The Boston Red Sox’s 6-2 win over the New York Yankees in the AL Wild Card Game Tuesday night set some ratings records for ESPN. As per Mitch Metcalf at ShowBuzz Daily, the main ESPN TV broadcast (with Matt Vasgersian, Alex Rodriguez, and Buster Olney) drew an average audience of 7.11 million, with the ESPN2 broadcast (a Statcast-driven alternate presentation with Jason Benetti, Eduardo Perez and Mike Petriello) averaged 573,000. That puts the total average TV audience (these numbers do not count streaming) as 7.69 million.
That’s an AL Wild Card Game record, even against past games with streaming numbers included. (It gets even better if you also add in the 144,000 average viewers who watched the Spanish-language broadcast on ESPN Deportes; that would make the total ESPN TV audience 7.83 million, which is a Wild Card Game record from either league.) As per ESPN’s release, that’s the most-watched MLB game on their platforms since 1998:
The 2021 Major League Baseball American League Wild Card Game presented by Hankook Tire – the Boston Red Sox defeated the New York Yankees 6-2 – is the most-watched MLB game on ESPN platforms since 1998. The game telecasts across ESPN and ESPN2 averaged 7.7 million viewers, according to Nielsen. The game peaked with 8.4 million viewers from 10:15-10:30 p.m. ET.
…The American League Wild Card Game presented by Hankook Tire propelled ESPN to win the night across all of television, including broadcast and cable. Additionally, it was the most-streamed MLB event ever on ESPN platforms with 73.6 million minutes consumed digitally.
ESPN’s past Wild Card Game record is an average audience of 7.59 million (TV plus streaming) English-language viewers, 7.71 million viewers with Spanish-language viewers included, for the Mets-Giants NL Wild Card game in 2016. That game drew average audiences of 7.42 million on ESPN, 173,800 on streaming, and 116,000 on ESPN Deportes. So the 2021 game comes out slightly ahead either counting Spanish-language viewers both ways or only counting the English-language audience both ways. (The past overall Wild Card Game record is an average audience of 8.3 million for Cubs-Pirates on TBS in 2015.)
Unfortunately, ESPN did not break out the average minute audience on streaming this year, so it’s not possible to add an equivalent streaming number to this year’s audience. The number would certainly be higher if that was worked in. Meanwhile, the past AL Wild Card Game record appears to be an average of 7.604 million viewers for the Yankees-Astros AL Wild Card Game in 2015. That release only includes ESPN numbers, though, so it would have been higher if streaming and Spanish-language numbers were included.

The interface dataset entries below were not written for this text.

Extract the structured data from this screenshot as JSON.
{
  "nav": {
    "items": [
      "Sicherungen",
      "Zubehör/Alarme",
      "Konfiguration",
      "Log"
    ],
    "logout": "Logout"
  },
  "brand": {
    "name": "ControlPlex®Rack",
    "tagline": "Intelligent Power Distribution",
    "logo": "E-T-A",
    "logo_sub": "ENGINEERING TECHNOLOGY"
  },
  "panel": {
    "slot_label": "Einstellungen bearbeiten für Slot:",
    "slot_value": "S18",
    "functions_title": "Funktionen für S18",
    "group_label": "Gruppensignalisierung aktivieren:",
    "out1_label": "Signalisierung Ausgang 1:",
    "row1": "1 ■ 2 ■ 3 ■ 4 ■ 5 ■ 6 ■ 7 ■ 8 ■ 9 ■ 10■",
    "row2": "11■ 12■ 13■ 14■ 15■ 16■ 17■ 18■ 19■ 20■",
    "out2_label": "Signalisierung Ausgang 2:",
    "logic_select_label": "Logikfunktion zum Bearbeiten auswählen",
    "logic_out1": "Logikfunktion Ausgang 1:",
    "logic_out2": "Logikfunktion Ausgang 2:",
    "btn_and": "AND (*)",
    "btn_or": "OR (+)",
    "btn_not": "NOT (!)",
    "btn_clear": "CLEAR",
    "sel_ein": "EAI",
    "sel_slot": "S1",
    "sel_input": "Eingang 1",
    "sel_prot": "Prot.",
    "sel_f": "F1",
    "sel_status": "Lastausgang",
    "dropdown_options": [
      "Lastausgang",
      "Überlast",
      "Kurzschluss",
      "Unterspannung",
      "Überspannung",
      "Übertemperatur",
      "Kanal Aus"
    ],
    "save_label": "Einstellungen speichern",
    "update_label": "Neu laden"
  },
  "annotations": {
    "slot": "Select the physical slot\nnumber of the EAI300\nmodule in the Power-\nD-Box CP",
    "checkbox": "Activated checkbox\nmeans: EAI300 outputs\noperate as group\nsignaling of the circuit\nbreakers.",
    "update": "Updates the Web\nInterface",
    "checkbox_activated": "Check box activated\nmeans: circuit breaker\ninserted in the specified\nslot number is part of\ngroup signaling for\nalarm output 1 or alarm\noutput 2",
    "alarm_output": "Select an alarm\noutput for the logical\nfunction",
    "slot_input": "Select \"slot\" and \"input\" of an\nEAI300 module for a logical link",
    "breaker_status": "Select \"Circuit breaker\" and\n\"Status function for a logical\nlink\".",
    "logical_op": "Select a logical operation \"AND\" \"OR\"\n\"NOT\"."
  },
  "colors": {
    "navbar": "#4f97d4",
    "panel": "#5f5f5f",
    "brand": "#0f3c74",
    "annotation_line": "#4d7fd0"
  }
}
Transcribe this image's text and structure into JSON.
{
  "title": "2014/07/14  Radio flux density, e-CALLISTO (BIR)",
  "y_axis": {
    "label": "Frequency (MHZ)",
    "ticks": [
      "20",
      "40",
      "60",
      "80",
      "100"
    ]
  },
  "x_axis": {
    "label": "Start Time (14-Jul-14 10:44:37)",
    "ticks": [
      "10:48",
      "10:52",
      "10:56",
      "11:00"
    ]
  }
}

At any rate, this is a particularly notable jump from 2020 (hard to directly compare thanks to not just the pandemic, but the change in format with 18 different “Wild Card Games”: the best number there was only 2.593 million for Yankees-Indians Game 1, though), 2019 (4.54 million for Rays-A’s on ESPN, 4.73 million for Brewers-Nationals on TBS), 2018 (6.99 million for Rockies-Cubs on ESPN, 6.16 million for A’s-Yankees on TBS), and 2017 (6.7 million for Twins-Yankees on ESPN, 4.40 million for Rockies-Diamondbacks on TBS). And it’s notable to see these kinds of numbers, especially before the streaming numbers, as the pay-TV universe (and specifically, the number of ESPN subscribers) is much smaller in 2021 than it was in 2016.
Let’s take a look at that in particular. In late 2016, Nielsen carriage estimates had ESPN at 88.956 million homes. (Yes, Nielsen briefly pulled that report (which featured a monthly loss of 621,000 homes for ESPN alone) pending an ESPN complaint, and investigated, but then decided to stand by its original numbers a week later after that investigation.) At the time, that was seen as disastrous for ESPN, considering that they’d had 100 million subscribers five years before.
But that’s much better than where the numbers have gone since then. The estimates had ESPN at 85.988 million homes in September 2018, 84.698 million homes in April 2019, and 80.1 million last December. We haven’t seen more recent numbers than that, but it seems likely it may be at least slightly lower now. So it’s certainly remarkable that ESPN is hitting a (for-them) Wild Card Game TV ratings record despite being in around 9 million less homes than it was at the time of the last record. Granted, there are some caveats there, including the counting of out-of-home audiences these days (very important for sports!), but it’s still remarkable to see ESPN setting any kind of audience record in an era where it has many less subscribers. And that maybe says a whole lot about the draw of the Yankees and Red Sox.